There were some obvious differences between what a theatre company (especially an amateur one) could do with this story and what major-studio filmmakers could (albeit with a weak director like Walter Lang, 20th Century-Fox’s go-to guy for a lot of their big musicals in the 1940’s and 1950’s; his work is acceptable but one really misses the beauty and style Vincente Minnelli brought to a similar story in Meet Me in St. Louis): we actually get some vertiginous shots of the roller-coaster and other thrill rides reporter Pat (played by Dana Andrews with a sort of bored hauteur as if he were thinking, “I’ve proved I can act in The Ox-Bow Incident and Laura — why are they still giving me shit like this?”) takes farm-girl Margy on, as if his way of seducing her is literally agitating her, and we also get to see as on-screen characters the Frakes’ prize-winning hog, Blue Boy, as well as his chief competitor Whirlwind and his girlfriend Esmeralda, a brown Duroc pig (I remembered “Durocs” as the nom de groupe of Ron Nagle and his songwriting partner Scott Matthews — the liner notes of the LP explained that the band name came from a sort of pig, and the cover was a cartoon of a big-assed pig, but I’d never heard of a Duroc in context before) whose mere presence lightens up the nervous Blue Boy and enables him to win the hog-raising contest. State Fair suffers from one lead who couldn’t sing and one who wasn’t allowed to; Dana Andrews had a professional-quality baritone voice but no one told the “suits” at 20th Century-Fox that, so they hired Ben Gage (briefly the husband of Esther Williams) to dub him; and Jeanne Crain really couldn’t sing, so her vocals — including the best song from this score, “It Might As Well Be Spring,” which won the Academy Award for Best Song — were dubbed by Louanne Hogan, who performs the great song credibly even though she’s no match for Sarah Vaughan, who recorded it at least twice (1946 with John Kirby and 1950 with Miles Davis) and sang it better than anyone else.
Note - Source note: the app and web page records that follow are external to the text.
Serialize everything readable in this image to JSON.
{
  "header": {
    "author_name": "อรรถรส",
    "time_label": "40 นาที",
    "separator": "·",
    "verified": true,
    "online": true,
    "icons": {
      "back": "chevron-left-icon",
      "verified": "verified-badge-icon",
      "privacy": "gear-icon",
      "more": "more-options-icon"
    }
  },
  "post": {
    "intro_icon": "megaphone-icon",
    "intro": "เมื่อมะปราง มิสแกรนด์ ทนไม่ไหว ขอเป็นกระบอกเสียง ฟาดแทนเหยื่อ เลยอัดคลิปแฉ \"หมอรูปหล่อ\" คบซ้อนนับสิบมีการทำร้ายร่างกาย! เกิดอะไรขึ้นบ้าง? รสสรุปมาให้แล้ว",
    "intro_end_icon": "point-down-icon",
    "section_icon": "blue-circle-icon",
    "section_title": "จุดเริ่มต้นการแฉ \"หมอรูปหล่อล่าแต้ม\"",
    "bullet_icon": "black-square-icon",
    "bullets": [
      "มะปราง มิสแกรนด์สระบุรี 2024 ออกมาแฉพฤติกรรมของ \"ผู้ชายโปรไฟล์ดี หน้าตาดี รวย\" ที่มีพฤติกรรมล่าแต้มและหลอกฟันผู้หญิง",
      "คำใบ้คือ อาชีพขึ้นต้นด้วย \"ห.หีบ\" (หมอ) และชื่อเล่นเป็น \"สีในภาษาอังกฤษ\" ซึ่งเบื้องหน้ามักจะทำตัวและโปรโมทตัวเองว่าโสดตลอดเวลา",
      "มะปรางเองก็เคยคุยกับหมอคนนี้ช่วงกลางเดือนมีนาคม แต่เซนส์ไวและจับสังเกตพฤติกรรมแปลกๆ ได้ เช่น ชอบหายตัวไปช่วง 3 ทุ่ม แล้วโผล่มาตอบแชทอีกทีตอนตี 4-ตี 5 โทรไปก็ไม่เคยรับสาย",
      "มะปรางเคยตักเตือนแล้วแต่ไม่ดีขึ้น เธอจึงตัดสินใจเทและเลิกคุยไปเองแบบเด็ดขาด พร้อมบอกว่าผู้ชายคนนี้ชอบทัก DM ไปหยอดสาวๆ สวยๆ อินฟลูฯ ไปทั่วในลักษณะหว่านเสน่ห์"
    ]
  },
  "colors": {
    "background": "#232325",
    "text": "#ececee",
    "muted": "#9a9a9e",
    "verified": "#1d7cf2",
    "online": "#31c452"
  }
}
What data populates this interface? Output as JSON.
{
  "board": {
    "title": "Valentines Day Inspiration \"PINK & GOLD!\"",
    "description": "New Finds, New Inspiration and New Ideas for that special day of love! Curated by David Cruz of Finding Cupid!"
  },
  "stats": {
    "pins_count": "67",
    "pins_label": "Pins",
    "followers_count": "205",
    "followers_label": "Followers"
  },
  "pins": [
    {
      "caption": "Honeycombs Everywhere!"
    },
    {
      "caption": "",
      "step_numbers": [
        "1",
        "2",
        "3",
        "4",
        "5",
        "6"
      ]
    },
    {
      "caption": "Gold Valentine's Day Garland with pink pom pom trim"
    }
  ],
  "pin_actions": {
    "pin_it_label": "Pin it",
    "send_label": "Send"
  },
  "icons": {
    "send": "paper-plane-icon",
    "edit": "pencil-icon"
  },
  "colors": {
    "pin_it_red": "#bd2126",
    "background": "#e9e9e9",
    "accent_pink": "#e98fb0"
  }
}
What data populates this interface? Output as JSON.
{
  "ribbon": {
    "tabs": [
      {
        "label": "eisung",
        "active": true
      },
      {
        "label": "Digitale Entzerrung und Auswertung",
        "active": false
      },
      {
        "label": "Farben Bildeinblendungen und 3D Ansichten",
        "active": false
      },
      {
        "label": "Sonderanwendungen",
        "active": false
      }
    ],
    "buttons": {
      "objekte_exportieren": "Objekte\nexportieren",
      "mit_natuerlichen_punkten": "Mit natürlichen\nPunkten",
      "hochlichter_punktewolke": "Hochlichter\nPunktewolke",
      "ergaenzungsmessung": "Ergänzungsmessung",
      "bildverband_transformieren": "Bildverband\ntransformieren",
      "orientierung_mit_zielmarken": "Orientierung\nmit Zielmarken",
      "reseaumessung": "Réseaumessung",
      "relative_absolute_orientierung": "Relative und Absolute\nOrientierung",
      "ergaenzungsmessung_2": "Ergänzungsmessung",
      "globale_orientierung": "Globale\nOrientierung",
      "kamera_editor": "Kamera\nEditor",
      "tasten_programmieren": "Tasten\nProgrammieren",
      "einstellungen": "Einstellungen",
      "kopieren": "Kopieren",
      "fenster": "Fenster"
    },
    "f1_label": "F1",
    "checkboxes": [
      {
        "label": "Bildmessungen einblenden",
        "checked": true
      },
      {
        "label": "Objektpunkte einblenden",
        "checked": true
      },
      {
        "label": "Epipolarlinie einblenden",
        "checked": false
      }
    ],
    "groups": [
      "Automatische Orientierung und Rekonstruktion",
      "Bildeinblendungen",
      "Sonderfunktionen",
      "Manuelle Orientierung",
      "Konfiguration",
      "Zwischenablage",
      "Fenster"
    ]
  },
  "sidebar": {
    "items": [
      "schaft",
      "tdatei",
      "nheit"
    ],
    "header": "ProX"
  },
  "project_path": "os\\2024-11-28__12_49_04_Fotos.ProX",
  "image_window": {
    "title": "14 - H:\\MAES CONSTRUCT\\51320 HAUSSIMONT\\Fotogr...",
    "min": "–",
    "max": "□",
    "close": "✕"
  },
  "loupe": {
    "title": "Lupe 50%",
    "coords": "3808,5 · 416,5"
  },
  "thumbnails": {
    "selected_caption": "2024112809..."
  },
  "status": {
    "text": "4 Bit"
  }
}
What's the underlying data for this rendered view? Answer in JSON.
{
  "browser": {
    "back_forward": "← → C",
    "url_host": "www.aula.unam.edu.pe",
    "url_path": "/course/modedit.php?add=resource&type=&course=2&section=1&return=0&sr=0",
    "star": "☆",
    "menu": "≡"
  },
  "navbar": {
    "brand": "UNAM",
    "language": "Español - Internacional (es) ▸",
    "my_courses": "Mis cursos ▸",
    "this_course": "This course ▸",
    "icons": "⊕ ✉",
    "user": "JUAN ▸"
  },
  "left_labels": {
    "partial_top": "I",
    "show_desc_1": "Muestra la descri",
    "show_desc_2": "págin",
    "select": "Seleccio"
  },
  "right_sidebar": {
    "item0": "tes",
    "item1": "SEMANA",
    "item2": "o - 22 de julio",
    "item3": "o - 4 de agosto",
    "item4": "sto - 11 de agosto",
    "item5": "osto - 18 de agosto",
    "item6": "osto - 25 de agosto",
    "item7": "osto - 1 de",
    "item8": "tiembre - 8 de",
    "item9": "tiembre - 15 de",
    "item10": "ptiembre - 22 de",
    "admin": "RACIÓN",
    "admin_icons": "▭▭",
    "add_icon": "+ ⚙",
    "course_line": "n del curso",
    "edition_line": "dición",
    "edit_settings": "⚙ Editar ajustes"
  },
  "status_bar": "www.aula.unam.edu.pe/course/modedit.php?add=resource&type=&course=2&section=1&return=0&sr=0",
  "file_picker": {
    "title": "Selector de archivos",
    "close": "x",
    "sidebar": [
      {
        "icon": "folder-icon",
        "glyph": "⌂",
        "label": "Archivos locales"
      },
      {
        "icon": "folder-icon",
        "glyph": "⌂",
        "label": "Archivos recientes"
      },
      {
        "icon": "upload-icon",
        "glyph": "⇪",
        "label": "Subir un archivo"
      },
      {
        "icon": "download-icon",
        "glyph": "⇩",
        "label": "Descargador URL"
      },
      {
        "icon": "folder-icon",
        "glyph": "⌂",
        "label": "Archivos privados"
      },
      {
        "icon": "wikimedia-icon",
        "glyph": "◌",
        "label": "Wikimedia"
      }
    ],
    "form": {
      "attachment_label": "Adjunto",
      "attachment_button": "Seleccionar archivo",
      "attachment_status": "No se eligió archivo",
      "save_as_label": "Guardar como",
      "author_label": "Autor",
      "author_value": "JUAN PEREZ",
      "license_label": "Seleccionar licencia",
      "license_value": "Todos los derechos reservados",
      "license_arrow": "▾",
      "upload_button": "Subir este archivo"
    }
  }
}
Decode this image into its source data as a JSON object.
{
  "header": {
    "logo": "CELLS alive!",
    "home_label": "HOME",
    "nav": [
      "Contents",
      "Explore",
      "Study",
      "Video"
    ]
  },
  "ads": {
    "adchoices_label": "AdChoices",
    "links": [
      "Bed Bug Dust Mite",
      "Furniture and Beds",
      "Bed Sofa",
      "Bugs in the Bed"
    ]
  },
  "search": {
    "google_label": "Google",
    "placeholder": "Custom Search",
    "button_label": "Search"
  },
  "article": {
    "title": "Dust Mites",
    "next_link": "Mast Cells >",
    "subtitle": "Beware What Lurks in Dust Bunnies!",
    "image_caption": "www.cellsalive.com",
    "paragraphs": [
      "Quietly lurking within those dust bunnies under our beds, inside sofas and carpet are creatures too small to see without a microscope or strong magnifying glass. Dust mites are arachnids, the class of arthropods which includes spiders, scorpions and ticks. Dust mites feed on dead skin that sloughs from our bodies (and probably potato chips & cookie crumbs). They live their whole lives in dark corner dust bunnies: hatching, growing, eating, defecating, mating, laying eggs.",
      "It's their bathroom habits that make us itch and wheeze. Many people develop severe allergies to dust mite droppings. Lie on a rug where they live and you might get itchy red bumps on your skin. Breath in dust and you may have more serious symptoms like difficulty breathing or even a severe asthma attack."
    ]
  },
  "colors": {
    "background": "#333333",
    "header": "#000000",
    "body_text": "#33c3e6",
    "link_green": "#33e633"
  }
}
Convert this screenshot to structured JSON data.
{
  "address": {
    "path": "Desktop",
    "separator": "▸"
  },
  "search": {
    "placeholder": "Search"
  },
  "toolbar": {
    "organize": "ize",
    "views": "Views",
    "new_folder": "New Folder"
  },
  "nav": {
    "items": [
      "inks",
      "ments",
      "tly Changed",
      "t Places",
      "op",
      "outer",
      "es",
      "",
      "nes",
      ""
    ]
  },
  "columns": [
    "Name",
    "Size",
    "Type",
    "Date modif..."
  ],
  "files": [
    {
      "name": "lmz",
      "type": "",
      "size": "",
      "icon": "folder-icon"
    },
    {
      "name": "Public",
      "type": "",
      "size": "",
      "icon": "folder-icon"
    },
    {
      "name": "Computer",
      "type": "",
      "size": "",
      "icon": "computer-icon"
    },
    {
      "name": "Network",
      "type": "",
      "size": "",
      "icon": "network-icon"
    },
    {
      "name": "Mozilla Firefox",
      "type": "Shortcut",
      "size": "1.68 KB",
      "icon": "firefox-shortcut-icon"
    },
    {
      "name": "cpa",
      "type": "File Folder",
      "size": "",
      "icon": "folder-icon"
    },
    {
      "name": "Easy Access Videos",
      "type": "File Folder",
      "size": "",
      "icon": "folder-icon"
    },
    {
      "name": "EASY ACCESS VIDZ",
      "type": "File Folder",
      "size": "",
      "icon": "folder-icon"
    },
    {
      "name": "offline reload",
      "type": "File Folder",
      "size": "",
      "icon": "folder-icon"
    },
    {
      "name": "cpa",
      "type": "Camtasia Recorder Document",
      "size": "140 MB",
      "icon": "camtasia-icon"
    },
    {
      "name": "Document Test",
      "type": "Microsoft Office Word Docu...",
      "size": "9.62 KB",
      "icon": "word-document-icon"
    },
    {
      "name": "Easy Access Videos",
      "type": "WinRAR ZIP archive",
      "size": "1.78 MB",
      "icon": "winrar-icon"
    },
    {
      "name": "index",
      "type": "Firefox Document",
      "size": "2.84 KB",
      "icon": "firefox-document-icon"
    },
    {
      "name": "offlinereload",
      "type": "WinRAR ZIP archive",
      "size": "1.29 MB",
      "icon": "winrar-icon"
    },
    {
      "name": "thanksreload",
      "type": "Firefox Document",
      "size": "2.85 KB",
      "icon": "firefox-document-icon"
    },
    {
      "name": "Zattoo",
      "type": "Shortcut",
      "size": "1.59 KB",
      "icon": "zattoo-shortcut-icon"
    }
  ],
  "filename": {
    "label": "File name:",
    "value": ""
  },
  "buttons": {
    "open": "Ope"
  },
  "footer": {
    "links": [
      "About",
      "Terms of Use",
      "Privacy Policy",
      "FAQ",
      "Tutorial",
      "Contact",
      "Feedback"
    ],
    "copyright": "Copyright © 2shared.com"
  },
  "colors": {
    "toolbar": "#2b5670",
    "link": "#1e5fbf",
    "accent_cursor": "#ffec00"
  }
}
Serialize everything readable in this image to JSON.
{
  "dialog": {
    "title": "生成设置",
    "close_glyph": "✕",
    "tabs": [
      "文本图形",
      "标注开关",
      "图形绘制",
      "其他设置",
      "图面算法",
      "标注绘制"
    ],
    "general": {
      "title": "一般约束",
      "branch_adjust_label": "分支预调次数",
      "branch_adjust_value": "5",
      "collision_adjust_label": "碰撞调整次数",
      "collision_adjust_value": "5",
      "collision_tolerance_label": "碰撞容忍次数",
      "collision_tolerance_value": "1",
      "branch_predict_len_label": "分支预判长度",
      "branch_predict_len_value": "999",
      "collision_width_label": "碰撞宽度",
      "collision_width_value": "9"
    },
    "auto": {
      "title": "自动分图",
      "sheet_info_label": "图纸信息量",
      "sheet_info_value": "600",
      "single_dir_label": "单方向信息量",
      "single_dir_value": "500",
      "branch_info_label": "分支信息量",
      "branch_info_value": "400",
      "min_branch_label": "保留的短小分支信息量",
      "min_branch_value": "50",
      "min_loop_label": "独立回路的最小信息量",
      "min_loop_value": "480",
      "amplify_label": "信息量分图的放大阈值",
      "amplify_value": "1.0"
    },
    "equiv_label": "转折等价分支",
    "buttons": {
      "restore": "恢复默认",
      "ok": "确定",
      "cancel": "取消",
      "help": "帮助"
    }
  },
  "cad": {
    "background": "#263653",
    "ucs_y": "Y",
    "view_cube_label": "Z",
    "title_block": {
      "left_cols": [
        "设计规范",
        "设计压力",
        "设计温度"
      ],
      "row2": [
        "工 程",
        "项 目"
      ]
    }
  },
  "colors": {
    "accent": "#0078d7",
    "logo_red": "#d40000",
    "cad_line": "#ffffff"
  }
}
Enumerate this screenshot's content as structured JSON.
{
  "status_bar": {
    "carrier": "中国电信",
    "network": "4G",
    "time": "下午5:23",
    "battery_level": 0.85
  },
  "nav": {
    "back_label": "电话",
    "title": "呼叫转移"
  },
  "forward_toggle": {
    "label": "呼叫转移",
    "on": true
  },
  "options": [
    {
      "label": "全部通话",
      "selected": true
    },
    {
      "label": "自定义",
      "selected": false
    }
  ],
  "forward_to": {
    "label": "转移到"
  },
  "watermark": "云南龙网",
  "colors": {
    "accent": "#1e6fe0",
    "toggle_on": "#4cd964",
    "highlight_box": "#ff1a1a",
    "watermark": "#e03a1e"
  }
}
Indeed, I couldn’t help but wish Fox could have got Judy Garland to play Margy — not only because she could sing but also she was a far credible actress who could have made Margy’s mixed-up emotions more believable — and Doris Day as Emily, but Garland would have required an expensive loan-out deal with MGM and Day was still toiling in the vineyards of Les Brown’s band and wouldn’t make her first movie for another three years. I also wish they would have got W. C. Fields to play the crooked carnival barker whose rigged ring-toss game Wayne is determined to beat — in 1945 Fields had only a year left to live and was too sick to do anything more than short roles, but the character only appears in one scene and Fields could have handled it magnificently. Instead the part went to the young Henry Morgan — referencing his long run on the TV series M*A*S*H, I joked, “Now we know what he did before he went to Korea!” (“And also,” I added, “before he became Glenn Miller’s piano player,” the role he played in the biopic The Glenn Miller Story.) All in all, the 1945 State Fair is a quite enjoyable movie — though it might have come off better if Charles and I hadn’t just seen the stage version, which copied much of Hammerstein’s script almost word for word — maybe not the film it could have been (and suffering from two pairs of leads who look an awful lot like each other — at times the only way you can tell Jeanne Crain and Vivian Blaine apart is Crain’s hair is black and Blaine’s is red, and Dana Andrews and Dick Haymes likewise look enough alike that if the script said they were brothers, you’d believe it) but a glorious Technicolor showcase for some fine Rodgers and Hammerstein songs and probably far better than the ill-reviewed 1962 remake, which I’ve never seen mainly because I’ve been scared off by the cast: Tom Ewell and Alice Faye (coming out of retirement) as the Frake parents, Bobby Darin and Pat Boone as the male leads and Ann-Margret turning up the heat as Emily.